ACTIVITY - Scan the entries below and return each line that contains "Billed".
[[ ENTRIES SUPPLIED, beginning ]]
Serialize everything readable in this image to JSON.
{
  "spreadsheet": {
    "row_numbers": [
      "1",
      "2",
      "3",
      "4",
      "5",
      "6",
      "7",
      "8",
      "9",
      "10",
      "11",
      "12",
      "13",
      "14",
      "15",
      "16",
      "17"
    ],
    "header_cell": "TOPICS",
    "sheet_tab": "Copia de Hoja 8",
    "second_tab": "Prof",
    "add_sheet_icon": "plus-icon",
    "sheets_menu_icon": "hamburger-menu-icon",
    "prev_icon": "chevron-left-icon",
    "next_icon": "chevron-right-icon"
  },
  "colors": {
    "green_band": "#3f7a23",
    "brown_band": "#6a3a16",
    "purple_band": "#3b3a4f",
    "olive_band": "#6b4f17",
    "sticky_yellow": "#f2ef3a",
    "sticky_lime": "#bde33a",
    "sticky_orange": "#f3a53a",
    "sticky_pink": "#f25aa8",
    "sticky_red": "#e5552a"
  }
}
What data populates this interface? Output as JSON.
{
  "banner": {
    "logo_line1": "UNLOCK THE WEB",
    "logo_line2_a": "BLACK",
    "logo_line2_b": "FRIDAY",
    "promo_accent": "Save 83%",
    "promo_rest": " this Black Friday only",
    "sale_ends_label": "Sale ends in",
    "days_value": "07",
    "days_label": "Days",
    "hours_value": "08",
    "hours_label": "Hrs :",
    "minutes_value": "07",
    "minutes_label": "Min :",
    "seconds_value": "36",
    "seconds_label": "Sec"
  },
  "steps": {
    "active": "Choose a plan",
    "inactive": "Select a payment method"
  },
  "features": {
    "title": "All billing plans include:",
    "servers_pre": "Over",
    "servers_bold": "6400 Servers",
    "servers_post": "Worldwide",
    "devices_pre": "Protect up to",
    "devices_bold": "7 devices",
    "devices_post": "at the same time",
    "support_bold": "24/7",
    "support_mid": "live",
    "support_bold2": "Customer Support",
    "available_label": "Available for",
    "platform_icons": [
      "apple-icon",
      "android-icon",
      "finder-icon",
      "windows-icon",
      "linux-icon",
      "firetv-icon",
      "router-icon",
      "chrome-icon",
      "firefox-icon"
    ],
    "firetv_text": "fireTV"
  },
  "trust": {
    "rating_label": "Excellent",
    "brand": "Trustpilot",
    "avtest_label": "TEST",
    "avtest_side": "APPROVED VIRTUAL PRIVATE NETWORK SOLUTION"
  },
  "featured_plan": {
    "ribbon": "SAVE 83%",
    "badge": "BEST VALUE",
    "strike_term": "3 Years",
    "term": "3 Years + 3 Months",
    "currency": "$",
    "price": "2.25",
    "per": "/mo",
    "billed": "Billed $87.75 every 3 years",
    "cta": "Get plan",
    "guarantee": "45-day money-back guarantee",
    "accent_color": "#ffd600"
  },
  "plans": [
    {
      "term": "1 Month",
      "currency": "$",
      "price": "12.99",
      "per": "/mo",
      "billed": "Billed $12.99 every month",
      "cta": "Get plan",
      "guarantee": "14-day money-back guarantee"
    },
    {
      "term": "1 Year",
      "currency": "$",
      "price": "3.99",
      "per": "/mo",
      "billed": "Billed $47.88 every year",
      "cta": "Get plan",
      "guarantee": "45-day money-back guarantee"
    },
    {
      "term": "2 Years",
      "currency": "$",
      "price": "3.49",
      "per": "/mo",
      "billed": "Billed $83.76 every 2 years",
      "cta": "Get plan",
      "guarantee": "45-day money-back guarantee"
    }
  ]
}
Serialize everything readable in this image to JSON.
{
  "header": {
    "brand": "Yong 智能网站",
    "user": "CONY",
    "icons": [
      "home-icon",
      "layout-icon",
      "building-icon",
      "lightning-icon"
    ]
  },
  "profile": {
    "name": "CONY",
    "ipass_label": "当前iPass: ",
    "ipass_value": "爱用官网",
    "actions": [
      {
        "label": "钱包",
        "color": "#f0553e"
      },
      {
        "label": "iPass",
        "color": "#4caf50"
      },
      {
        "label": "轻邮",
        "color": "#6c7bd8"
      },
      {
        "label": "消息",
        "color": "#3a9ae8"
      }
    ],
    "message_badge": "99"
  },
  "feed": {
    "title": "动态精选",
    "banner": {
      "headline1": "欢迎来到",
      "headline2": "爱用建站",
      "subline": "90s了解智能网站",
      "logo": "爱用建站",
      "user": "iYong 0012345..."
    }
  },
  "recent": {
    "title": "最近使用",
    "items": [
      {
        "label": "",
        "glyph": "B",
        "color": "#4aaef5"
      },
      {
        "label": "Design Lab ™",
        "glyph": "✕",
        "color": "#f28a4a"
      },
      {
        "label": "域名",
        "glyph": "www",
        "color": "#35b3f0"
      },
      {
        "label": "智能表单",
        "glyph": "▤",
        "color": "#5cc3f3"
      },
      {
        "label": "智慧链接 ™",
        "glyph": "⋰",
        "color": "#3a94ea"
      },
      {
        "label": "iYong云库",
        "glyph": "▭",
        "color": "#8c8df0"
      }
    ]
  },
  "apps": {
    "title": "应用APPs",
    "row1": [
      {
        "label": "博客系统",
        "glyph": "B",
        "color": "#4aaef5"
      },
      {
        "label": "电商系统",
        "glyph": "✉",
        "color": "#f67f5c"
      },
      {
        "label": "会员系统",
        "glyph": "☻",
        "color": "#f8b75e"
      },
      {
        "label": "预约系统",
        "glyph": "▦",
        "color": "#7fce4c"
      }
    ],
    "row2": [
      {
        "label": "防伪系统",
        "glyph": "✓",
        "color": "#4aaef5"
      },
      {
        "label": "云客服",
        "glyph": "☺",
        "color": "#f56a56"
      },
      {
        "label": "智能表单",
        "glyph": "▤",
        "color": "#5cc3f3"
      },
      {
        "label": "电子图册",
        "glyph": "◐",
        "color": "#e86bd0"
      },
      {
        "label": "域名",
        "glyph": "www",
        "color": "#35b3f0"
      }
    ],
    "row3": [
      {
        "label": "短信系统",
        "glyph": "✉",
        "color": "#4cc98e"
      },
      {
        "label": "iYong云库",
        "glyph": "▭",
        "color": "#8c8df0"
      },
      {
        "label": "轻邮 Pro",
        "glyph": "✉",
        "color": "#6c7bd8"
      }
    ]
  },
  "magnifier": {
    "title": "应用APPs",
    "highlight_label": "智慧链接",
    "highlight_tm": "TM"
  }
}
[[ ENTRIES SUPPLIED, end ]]
TASK OUTPUT -
    "billed": "Billed $87.75 every 3 years",
      "billed": "Billed $12.99 every month",
      "billed": "Billed $47.88 every year",
      "billed": "Billed $83.76 every 2 years",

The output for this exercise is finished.